● Exercise directions: Only the lines of the data holding the string "opened" need to be returned.

● Task data:
++++++++++
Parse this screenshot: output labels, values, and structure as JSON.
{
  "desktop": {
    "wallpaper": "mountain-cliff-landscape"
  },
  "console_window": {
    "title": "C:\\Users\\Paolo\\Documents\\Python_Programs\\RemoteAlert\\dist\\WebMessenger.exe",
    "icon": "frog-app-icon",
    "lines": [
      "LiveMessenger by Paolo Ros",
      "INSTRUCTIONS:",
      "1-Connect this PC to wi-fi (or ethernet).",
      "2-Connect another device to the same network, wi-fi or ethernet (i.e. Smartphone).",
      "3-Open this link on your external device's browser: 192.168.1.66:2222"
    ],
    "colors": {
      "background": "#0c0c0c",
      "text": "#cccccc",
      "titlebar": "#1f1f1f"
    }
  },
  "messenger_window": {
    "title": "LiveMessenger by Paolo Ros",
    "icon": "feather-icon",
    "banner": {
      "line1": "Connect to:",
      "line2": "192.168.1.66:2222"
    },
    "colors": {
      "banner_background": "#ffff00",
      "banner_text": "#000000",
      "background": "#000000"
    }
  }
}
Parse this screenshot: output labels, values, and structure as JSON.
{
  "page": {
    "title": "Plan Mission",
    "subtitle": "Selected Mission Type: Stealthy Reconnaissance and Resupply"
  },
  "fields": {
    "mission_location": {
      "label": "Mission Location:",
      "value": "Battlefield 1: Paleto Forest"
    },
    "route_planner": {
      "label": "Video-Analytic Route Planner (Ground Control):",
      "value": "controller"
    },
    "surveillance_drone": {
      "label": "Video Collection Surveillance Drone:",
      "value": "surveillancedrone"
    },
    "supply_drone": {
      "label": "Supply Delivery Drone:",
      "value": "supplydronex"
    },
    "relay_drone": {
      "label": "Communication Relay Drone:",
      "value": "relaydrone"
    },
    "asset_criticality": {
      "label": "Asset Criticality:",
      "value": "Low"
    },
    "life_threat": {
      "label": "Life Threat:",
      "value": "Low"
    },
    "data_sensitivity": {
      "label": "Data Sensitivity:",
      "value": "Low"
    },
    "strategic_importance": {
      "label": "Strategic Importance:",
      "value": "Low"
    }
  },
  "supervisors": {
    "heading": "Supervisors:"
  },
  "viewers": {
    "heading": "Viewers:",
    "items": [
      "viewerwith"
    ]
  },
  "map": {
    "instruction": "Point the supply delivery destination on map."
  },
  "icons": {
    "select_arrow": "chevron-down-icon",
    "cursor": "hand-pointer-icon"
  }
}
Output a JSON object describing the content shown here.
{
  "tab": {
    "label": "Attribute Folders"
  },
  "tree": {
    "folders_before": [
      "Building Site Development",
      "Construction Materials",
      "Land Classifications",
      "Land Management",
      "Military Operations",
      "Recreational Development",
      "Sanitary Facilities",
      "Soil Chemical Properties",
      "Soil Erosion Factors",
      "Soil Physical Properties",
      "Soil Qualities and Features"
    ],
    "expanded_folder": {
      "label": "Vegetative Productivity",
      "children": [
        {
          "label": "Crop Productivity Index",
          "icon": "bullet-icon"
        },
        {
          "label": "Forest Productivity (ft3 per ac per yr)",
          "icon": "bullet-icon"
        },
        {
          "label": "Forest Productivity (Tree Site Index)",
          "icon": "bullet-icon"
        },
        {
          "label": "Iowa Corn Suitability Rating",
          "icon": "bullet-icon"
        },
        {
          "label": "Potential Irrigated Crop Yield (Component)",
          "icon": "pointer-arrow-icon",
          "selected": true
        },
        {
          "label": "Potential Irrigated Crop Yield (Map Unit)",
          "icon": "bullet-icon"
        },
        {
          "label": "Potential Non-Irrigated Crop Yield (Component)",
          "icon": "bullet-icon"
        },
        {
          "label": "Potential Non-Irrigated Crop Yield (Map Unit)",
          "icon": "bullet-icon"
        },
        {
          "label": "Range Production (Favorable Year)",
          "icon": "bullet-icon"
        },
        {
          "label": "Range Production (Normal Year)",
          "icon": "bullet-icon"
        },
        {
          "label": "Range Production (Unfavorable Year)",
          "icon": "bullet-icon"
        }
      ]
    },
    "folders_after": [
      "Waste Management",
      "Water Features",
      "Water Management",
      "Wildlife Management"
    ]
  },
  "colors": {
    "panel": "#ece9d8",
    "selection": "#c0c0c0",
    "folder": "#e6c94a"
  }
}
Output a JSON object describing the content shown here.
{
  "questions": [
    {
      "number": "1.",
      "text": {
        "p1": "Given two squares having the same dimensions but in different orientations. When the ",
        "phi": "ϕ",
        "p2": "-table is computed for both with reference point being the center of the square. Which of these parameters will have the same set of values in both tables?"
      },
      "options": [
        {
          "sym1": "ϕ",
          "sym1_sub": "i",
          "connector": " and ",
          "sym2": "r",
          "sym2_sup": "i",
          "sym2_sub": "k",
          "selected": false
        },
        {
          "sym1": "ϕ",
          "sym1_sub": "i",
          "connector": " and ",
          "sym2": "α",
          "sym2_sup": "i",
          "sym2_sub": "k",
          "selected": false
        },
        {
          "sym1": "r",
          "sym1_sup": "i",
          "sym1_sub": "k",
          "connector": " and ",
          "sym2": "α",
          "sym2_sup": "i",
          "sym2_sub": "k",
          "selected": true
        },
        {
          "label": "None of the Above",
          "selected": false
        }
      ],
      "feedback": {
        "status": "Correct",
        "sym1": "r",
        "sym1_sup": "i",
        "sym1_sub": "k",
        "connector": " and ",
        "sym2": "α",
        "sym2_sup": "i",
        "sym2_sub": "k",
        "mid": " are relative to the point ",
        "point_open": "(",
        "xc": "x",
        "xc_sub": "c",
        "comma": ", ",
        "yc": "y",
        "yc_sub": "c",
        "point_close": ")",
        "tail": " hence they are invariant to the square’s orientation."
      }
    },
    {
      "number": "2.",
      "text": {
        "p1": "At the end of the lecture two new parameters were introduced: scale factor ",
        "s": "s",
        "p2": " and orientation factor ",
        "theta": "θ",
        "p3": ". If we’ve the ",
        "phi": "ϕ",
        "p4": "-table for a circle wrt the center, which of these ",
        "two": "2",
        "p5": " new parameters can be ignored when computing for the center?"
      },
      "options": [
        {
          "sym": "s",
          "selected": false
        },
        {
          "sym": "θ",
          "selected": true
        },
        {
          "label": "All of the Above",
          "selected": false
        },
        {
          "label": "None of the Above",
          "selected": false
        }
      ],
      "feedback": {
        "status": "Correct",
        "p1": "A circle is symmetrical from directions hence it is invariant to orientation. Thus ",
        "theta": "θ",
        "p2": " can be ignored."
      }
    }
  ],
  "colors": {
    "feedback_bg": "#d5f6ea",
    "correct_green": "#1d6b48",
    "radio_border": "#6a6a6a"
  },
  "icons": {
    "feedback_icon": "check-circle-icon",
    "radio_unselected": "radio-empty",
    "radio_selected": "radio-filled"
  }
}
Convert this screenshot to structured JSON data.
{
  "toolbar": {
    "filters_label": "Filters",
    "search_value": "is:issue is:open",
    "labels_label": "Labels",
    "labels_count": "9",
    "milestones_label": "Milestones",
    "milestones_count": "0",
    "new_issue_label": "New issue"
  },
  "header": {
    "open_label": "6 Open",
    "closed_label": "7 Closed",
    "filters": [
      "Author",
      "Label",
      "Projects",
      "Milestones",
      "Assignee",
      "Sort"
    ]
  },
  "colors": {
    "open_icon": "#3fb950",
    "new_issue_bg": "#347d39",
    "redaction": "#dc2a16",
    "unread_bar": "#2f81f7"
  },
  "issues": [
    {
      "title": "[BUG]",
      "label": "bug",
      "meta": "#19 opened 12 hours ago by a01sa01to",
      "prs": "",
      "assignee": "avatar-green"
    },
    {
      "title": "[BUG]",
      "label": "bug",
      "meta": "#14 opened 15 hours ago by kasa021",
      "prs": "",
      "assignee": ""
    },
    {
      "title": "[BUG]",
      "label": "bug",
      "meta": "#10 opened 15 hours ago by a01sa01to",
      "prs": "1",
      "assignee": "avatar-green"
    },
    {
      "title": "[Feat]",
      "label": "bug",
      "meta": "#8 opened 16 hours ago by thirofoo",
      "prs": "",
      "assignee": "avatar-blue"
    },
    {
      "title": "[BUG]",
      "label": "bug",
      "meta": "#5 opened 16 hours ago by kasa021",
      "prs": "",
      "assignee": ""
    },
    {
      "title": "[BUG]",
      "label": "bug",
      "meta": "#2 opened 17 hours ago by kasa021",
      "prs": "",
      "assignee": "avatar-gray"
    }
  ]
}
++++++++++
● Exercise solution:
      "meta": "#19 opened 12 hours ago by a01sa01to",
      "meta": "#14 opened 15 hours ago by kasa021",
      "meta": "#10 opened 15 hours ago by a01sa01to",
      "meta": "#8 opened 16 hours ago by thirofoo",
      "meta": "#5 opened 16 hours ago by kasa021",
      "meta": "#2 opened 17 hours ago by kasa021",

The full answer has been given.